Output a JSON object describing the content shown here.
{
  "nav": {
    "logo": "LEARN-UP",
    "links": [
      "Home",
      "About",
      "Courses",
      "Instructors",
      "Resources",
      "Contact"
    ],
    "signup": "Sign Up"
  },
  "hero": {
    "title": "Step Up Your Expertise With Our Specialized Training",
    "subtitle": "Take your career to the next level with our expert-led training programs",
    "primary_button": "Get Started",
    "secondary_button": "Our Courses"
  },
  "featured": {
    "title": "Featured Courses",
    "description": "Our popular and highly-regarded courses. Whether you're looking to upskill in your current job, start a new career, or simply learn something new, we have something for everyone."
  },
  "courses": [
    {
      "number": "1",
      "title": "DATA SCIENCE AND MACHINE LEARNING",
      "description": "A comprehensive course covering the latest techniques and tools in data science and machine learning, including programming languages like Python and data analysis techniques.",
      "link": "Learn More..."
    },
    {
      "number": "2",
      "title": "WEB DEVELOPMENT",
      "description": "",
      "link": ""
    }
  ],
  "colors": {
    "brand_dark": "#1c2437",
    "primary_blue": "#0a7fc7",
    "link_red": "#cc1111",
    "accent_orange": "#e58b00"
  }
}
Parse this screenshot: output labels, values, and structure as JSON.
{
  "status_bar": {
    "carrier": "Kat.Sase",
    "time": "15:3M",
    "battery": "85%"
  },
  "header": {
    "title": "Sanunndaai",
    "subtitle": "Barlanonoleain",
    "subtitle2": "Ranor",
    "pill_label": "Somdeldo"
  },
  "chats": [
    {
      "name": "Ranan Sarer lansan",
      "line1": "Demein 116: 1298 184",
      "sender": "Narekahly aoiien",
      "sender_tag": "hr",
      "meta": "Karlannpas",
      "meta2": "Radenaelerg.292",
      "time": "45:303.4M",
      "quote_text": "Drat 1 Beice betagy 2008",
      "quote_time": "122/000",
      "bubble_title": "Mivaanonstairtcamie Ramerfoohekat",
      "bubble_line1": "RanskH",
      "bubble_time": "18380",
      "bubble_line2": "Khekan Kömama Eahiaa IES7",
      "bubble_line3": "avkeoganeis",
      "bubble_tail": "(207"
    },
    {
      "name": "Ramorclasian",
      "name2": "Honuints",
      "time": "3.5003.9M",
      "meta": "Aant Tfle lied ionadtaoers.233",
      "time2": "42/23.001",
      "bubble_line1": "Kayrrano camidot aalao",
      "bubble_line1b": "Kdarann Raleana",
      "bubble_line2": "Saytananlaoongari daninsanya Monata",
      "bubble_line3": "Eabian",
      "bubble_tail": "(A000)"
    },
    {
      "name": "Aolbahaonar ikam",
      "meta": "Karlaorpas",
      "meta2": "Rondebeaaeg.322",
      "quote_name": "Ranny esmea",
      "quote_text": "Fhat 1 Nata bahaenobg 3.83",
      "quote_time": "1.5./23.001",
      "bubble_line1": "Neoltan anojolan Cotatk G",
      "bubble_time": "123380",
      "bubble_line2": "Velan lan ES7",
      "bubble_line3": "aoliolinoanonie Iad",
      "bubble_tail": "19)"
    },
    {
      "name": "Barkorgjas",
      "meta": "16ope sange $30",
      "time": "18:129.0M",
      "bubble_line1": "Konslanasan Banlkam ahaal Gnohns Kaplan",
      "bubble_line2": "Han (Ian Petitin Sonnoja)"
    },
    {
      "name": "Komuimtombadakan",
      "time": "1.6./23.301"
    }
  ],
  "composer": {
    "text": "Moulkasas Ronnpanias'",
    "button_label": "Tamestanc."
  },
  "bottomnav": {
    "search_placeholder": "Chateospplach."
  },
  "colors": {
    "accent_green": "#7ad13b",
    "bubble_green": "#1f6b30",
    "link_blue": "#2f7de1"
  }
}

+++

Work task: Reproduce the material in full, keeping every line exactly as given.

Response:
Output a JSON object describing the content shown here.
{
  "nav": {
    "logo": "LEARN-UP",
    "links": [
      "Home",
      "About",
      "Courses",
      "Instructors",
      "Resources",
      "Contact"
    ],
    "signup": "Sign Up"
  },
  "hero": {
    "title": "Step Up Your Expertise With Our Specialized Training",
    "subtitle": "Take your career to the next level with our expert-led training programs",
    "primary_button": "Get Started",
    "secondary_button": "Our Courses"
  },
  "featured": {
    "title": "Featured Courses",
    "description": "Our popular and highly-regarded courses. Whether you're looking to upskill in your current job, start a new career, or simply learn something new, we have something for everyone."
  },
  "courses": [
    {
      "number": "1",
      "title": "DATA SCIENCE AND MACHINE LEARNING",
      "description": "A comprehensive course covering the latest techniques and tools in data science and machine learning, including programming languages like Python and data analysis techniques.",
      "link": "Learn More..."
    },
    {
      "number": "2",
      "title": "WEB DEVELOPMENT",
      "description": "",
      "link": ""
    }
  ],
  "colors": {
    "brand_dark": "#1c2437",
    "primary_blue": "#0a7fc7",
    "link_red": "#cc1111",
    "accent_orange": "#e58b00"
  }
}
Parse this screenshot: output labels, values, and structure as JSON.
{
  "status_bar": {
    "carrier": "Kat.Sase",
    "time": "15:3M",
    "battery": "85%"
  },
  "header": {
    "title": "Sanunndaai",
    "subtitle": "Barlanonoleain",
    "subtitle2": "Ranor",
    "pill_label": "Somdeldo"
  },
  "chats": [
    {
      "name": "Ranan Sarer lansan",
      "line1": "Demein 116: 1298 184",
      "sender": "Narekahly aoiien",
      "sender_tag": "hr",
      "meta": "Karlannpas",
      "meta2": "Radenaelerg.292",
      "time": "45:303.4M",
      "quote_text": "Drat 1 Beice betagy 2008",
      "quote_time": "122/000",
      "bubble_title": "Mivaanonstairtcamie Ramerfoohekat",
      "bubble_line1": "RanskH",
      "bubble_time": "18380",
      "bubble_line2": "Khekan Kömama Eahiaa IES7",
      "bubble_line3": "avkeoganeis",
      "bubble_tail": "(207"
    },
    {
      "name": "Ramorclasian",
      "name2": "Honuints",
      "time": "3.5003.9M",
      "meta": "Aant Tfle lied ionadtaoers.233",
      "time2": "42/23.001",
      "bubble_line1": "Kayrrano camidot aalao",
      "bubble_line1b": "Kdarann Raleana",
      "bubble_line2": "Saytananlaoongari daninsanya Monata",
      "bubble_line3": "Eabian",
      "bubble_tail": "(A000)"
    },
    {
      "name": "Aolbahaonar ikam",
      "meta": "Karlaorpas",
      "meta2": "Rondebeaaeg.322",
      "quote_name": "Ranny esmea",
      "quote_text": "Fhat 1 Nata bahaenobg 3.83",
      "quote_time": "1.5./23.001",
      "bubble_line1": "Neoltan anojolan Cotatk G",
      "bubble_time": "123380",
      "bubble_line2": "Velan lan ES7",
      "bubble_line3": "aoliolinoanonie Iad",
      "bubble_tail": "19)"
    },
    {
      "name": "Barkorgjas",
      "meta": "16ope sange $30",
      "time": "18:129.0M",
      "bubble_line1": "Konslanasan Banlkam ahaal Gnohns Kaplan",
      "bubble_line2": "Han (Ian Petitin Sonnoja)"
    },
    {
      "name": "Komuimtombadakan",
      "time": "1.6./23.301"
    }
  ],
  "composer": {
    "text": "Moulkasas Ronnpanias'",
    "button_label": "Tamestanc."
  },
  "bottomnav": {
    "search_placeholder": "Chateospplach."
  },
  "colors": {
    "accent_green": "#7ad13b",
    "bubble_green": "#1f6b30",
    "link_blue": "#2f7de1"
  }
}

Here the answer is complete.